I sometimes think of this as being akin to a Garden Club which gathers together to do wood working only occasionally speaking of plants and soil (more about this analogy here). 
I also love exploring theology and pondering faith.  But too often theology is used as a dividing line between us.  Too often the church claims certainty for things we cannot possibly know.  We don’t know what happens after we die.  Our understanding of God is very limited. Even our knowledge of Jesus is limited.  Faith is a gift.  But faith is not a particular set of beliefs to which we give our intellectual assent.  When we treat it as such not only do we turn away those who have questions or are uncertain but we benefit the status quo.  The powerful of this world love it when we spend our time squabbling over theology because then we don’t bother them.  When we do speak up it is over personal morality or defending our beliefs and does little to disrupt their power.
What if we changed our focus?  What if the church got down in the dirt to feed the hungry, advocate for and with the stranger and the imprisoned?  What if worship no longer defined us but rather supported us in our work of doing unto the least of these?  What if we explored our beliefs honestly and treated faith less as doctrine and more akin to hope put into action?
According to the ways of the world it will never work.  People want certainty.  People are too busy to want to serve.  People will think we are just social workers.  Numbers won’t grow.
But we are called to be followers of Jesus not marketers of Jesus.  When John the Baptist wondered if Jesus was the one, Jesus sent this answer, ““Go and tell John what you hear and see:  the blind receive their sight, the lame walk, the lepers are cleansed, the deaf hear, the dead are raised, and the poor have good news brought to them.” (Matthew 11:4-5) Jesus doesn’t say “count the number of people who come to hear me speak.” We are called to follow Jesus, not keep score.
The very things about the church which frustrate me also give me great hope.  These frustrations show there is so much room for something new to emerge.  The good news is we don’t have to keep doing the same things and expecting different results.  There are ways of following Jesus which we have hardly begun to explore.  The good news is congregations like First Mennonite are not dying or dwindling but rather following Jesus.  People are being healed and helped through projects like the ReUse It Center.  This is how we know we are following Jesus not by trends in worship attendance.    
There is so much room for the church to step off the path of least resistance: from the way we run our meetings to the way we think about our material possessions to the way we define ourselves.  There is so much room to upset the status quo for the benefit of the poor and the outcast.
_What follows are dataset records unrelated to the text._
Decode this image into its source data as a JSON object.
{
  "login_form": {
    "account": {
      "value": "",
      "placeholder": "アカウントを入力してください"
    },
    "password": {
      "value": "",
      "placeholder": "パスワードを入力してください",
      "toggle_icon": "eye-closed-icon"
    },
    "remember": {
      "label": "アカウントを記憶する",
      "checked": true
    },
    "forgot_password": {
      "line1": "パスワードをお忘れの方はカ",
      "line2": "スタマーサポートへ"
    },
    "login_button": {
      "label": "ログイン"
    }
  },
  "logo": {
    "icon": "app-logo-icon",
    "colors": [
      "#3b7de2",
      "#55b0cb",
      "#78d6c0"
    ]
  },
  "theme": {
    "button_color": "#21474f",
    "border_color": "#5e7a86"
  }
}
There is so much room for all of us to find greater meaning and purpose in our lives.  There is so much room to follow Jesus in deeply meaningful, radically unique ways. 
Perhaps for some the church is fine the way it is.  But some of us long for things to be different.  For those of us with crumbling faith and souls aching for meaning, it is a desperate longing.   
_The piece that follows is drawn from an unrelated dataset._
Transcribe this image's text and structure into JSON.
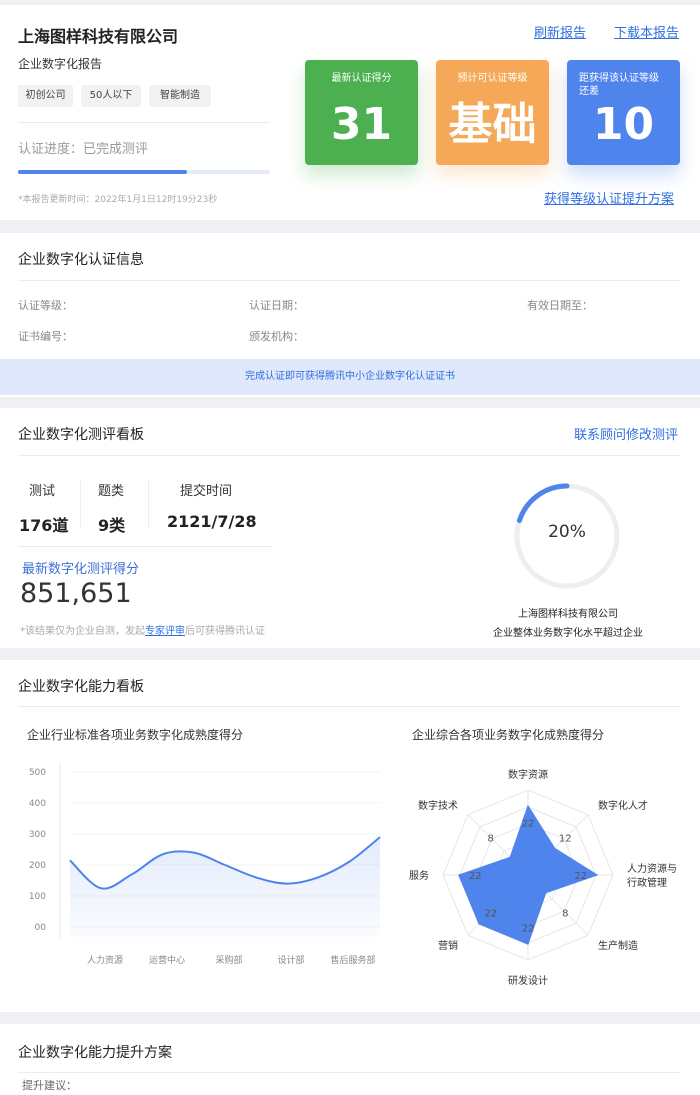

I question, I doubt and sometimes I am afraid.  Yet sometimes music washes over me and I hear the transcendent.  At other times the beauty of nature overwhelms me and I see glimmers of the divine.  There are occasions when fellowship fills me with love and I see the face of Jesus.  But most often and most reliably when I have opportunities to work for justice, to feed the hungry, to stand with the prisoner then I know hope and feel peace.  Let this be the church.  This is my prayer.  Amen.

No comments: